Thursday, August 25, 2011

ghost 13 [Recap]: Ideas in Things

an excellent recap of the ghost 13 symposium: "Ideas in Things", hosted by Brian Mackay-Lyons on his own farm outside lunenburg, nova scotia, can be found here:

Giving Up the Ghost [text by Trevor Boddy, photos by Cherish Rosas for Canadian Architect magazine]

Some featured presenters included in the article are:

Kenneth Frampton [with a fascinating comparison to John Ruskin]

Marlon Blackwell from Arkansas
the ghost village
Day 3: Sun
The debate was energized by Toronto's Barry Sampson, who first declared that too much of the work shown up to that point in Ghost 13 relied on the "aestheticization of nature." Sampson then reacted to a similarly romantic privileging of the hand-drawn and home-made by declaring, "Digitally driven manufacturing can revive craft traditions. It can make complex shapes feasible once again and it can attract young people back to the construction industry who enjoy problem-solving with computers." There was no better illustration of Sampson's point that day than the complex digitally milled stone pieces used at crucial plan junction points in Shim-Sutcliffe Architects' Integral House for musician/mathematician James Stewart. Craft like this as the "finely made" versus craft as solely the "hand-made" brought out impassioned spiels pro and con. Are Tom Kundig's retro-mechanical gizmos (chain-powered moveable windows, hydraulically lifted skylights, cabins on wheels) the triumph of contemporary craft, or imagistic throwaways? Coffee arrived just as the debate devolved into a discussion about whether the computer coding of design software is itself an exemplification of craft at its finest.
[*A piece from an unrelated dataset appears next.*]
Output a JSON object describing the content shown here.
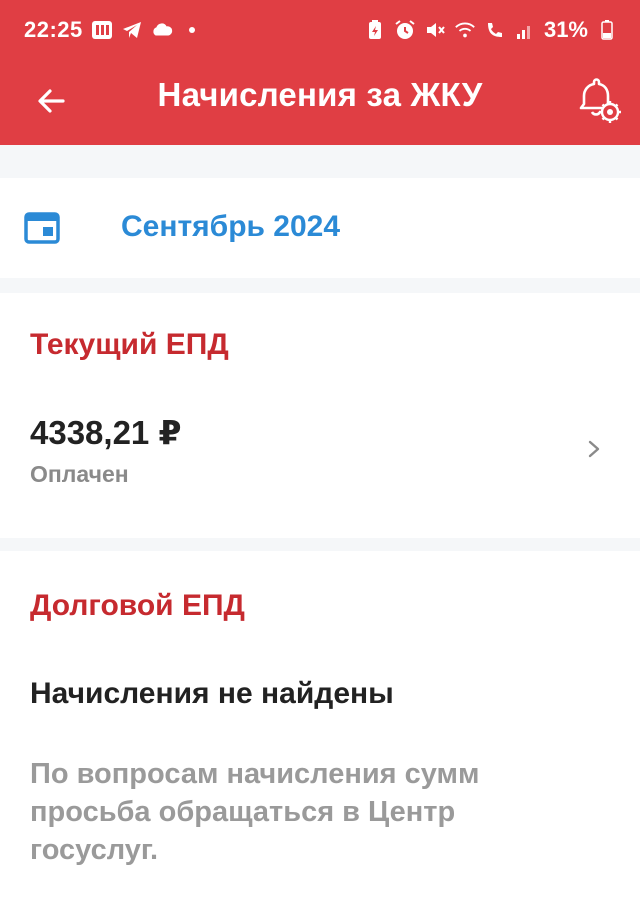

the 3 elders: [L to R] glenn murcutt, kenneth frampton, & juhanni pallasmaa

architect brian mackay-lyons addressing the ghost 13 attendees

Giving up the Ghost?

The Ghost Lab and spinoff events like this symposium (to be documented in a book and video) may well prove to be Brian MacKay-Lyons's great legacy. If they are to be that, the backward glances and self-congratulation evident at Upper Kingsburg need to be replaced by wider frames of reference and an architectural gene pool more diverse than the Scotia Brothers...

More architects like Burkino Faso's Francis Kéré (whose contribution was limited to a phone-in due to a sudden family death abroad) would enliven things, and future collaborative constructions might be better located in places like Burkina Faso, rather than further cluttering the magnificent slopes of Upper Kingsburg. Intellectually, the time of the Anglo-American axis of Frampton and friends has passed, but there is a lively new generation writing about landscape, craft, vernacular, and architectural making in all its varied glory. Having indulged his generosity, my challenge to Brian MacKay-Lyons--now that you have had your needed Ghost retrospective--is to mount a reconceived event in a couple of years, packing that barn with the best and brightest. That, or give up the ghost...